The top line of the Railways is threatened by failure to match the changing consumer profile. The conventional passenger services do not meet the expectations of reserved accommodation passengers, who are gradually sliding en masse to air and luxury bus travel. This is facilitated all the more by state-of-the-art expressways and schemes like UDAAN, modern facilities at airports etc. The unreserved high-volume, low-revenue passengers are also far from satisfied with the exposure to dust, heat and cold travel conditions, and are not happy to pay more for the service. Thus, the passenger services, a major breadwinner for the Railways, are hovering at a bit over Rs 50,000 crore, reflecting a low growth of less than four per cent in passenger earnings in the 2018-19 budget estimate.

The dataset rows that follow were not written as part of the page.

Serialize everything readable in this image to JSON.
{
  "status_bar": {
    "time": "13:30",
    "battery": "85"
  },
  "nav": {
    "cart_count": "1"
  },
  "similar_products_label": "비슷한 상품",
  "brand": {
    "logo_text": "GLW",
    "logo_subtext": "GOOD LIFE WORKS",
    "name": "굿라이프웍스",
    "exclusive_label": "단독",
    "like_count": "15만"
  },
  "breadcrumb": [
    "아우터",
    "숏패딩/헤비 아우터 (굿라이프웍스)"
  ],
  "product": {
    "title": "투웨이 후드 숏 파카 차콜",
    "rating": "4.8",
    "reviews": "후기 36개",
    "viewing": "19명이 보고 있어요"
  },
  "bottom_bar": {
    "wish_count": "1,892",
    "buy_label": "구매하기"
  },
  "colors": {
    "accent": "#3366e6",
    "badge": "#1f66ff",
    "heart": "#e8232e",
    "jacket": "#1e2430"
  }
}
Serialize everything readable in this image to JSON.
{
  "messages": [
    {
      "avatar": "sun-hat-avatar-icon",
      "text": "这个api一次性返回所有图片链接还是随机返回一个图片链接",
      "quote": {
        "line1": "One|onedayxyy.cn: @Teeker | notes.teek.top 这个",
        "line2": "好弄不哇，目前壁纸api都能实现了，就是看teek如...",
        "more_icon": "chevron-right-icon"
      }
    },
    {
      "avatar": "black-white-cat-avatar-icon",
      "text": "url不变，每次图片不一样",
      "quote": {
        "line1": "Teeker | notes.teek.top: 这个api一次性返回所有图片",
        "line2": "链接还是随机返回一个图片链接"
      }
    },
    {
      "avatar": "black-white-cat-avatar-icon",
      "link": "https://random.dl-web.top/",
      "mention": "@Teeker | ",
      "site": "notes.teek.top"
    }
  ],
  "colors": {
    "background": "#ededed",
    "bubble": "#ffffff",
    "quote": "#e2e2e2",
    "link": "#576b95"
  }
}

Coming to freight business, though the Railway Board does satisfactorily in tonnage management, in the more important lead (distance hauled/ travelled) management, they appear to have been pipped by CIL, the coal and power ministries and electricity boards, and also by states in minerals. Commodity leads tumbled downwards by more than 100 km. Thus, despite an increase in loading, the growth in freight revenues projected is less than four per cent in 2018-19.
Passenger rail and freight—87 per cent of top-line revenues—are seeing little growth, while planned projects show no sign of starting.
With two core sectors, accounting for 87 per cent of top-line revenues, reflecting such poor growth, the increase in commercial borrowing needs close monitoring for efficacy. A related trend that is out of sync is project delivery. The freight model was to be driven by dedicated freight corridors (DFC). A meaningful start is nowhere in sight. Priority completion and commissioning of even 100 km stretches, running parallel to the main lines, would have given IR a business lead. In 2006-07, the Board had planned a phased implementation of DFC. An early start will give credibility to the project and help create the investor confidence needed to build logistics around rail.
What applies to DFC also applies to the large shelf of projects opened across IR. The delay in implementing most of them is partly due to the thin spread of funds, the un-remunerative nature of the projects, and lack of sharp monitoring. This poses a serious concern when we consider the manner in which coal-traffic-related lines are also languishing. Paragraph 84 of the FM’s budget speech highlights the personal monitoring of projects by the PM. IR needs to leverage this and address on a war footing the lag in all revenue-critical projects in order to save the static top line revenues. This is particularly necessary for commodities like coal and ores, where there is a serious threat of logistics building itself around inland waterways and coastal shipping due to the Railways’ lack of alacrity .
The heavy reliance on other earnings—land-related revenues, advertisement etc.—is pitched at Rs 20,790 crore. Clear-cut, approved policies will be needed for real results. The real estate value at and near railway stations has been seriously impacted by the shift of central business districts to less congested areas.
Another concern is the failure of the organisation to tackle the political leadership on fare increases. The much-touted benefit of containing and reducing traction costs is far from evident in the numbers. It is good that the excellent ideas of the Shivir have found roots in the introduction of AC coaches to the Mumbai Suburban Railway. But unfortunately, the business model is once again missed. The tariff should be linked to the dominant form of urban transport; that is, the Metro, rather than the Railways’ tariff table. Nonetheless, one hopes to see this as a trigger for future rationalisation in the rail passenger business, on the theme of giving better services and charging realistic fares.
(The author is a former financial commissioner (Railways) and ex officio secretary to the Government of India)